Skaters fight for their rights in a Philadelphia park designed by modernists.
Le Corbusier has been called many things. A visionary genius, a madman, a fool. But "the patron saint of skate boarders"? In a recent episode of Roman Mars’s 99% Invisible about the life and times of Philadelphia’s JFK Plaza (aka LOVE Park), Mars discusses how the park’s smooth paved expanses, trapezoidal shapes, and granite ledges were re-appropriated by skateboarders. These same skaters would come to declare their abiding faith in modern(ist) architecture and in its preeminent proselytizer, Le Corbusier.
This faith in modernist urban planning would inform their critique of the contemporary American city and, by extension, the neo-liberal policies that shape and govern them. The beautification of LOVE Park in the last decade—a mayoral initiative to drive the city’s undesirables out of the touristic center—brought physical impediments such as planters and metal bench-guards that voided the innate “skateability” of the heralded plaza-cum-inadvertent skatepark.
The park’s planner, architect and urban designer Edmund Bacon, was aghast at the interventions, which he considered criminal and discriminative. As the city’s former Executive Director of the City Planning Commission, Bacon helped remake downtown Philadelphia, with projects such as JFK Plaza that opened up the city center for use as public space. When LOVE Park was redesigned with the intent of privileging one portion of the city’s inhabitants (office workers, officials, tourists) over others (skaters, vagrants), Bacon took a stand and sided with the skaters. The city would not back down, but did build a compensatory skating venue five miles south of the historic center, under interestate 95, that would become FDR skatepark.

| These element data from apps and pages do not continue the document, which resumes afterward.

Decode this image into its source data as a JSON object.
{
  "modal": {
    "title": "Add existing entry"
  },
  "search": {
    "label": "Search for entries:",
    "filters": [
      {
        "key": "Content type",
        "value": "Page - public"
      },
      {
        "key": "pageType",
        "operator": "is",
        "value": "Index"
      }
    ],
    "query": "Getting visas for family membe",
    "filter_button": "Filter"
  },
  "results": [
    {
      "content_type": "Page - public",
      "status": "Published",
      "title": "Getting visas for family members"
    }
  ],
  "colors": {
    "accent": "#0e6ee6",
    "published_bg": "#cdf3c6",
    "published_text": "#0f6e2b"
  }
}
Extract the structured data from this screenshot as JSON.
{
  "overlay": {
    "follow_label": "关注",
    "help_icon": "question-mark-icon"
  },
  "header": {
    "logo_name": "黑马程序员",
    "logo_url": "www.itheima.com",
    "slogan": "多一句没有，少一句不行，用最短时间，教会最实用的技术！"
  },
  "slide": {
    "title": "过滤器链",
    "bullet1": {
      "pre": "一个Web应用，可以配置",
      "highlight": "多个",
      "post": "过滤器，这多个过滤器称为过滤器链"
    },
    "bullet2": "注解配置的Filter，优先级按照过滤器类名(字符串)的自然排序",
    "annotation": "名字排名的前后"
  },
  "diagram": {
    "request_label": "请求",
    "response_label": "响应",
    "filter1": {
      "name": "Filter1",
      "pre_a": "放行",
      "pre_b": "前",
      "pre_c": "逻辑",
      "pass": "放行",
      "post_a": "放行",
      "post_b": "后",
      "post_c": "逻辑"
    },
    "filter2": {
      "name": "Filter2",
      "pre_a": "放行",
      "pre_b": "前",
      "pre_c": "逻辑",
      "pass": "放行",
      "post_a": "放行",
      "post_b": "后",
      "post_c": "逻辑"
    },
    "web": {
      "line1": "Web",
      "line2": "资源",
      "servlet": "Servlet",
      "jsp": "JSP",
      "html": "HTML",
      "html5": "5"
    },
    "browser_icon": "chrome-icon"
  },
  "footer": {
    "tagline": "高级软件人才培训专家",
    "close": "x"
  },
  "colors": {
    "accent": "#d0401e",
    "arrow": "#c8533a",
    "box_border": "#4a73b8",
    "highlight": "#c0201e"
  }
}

The entire drama, or much of it, is recounted in Mars’ broadcast which you can listen to below.
Top image: Melody Kramer/Flickr
This post originally appeared on Architizer, an Atlantic partner site.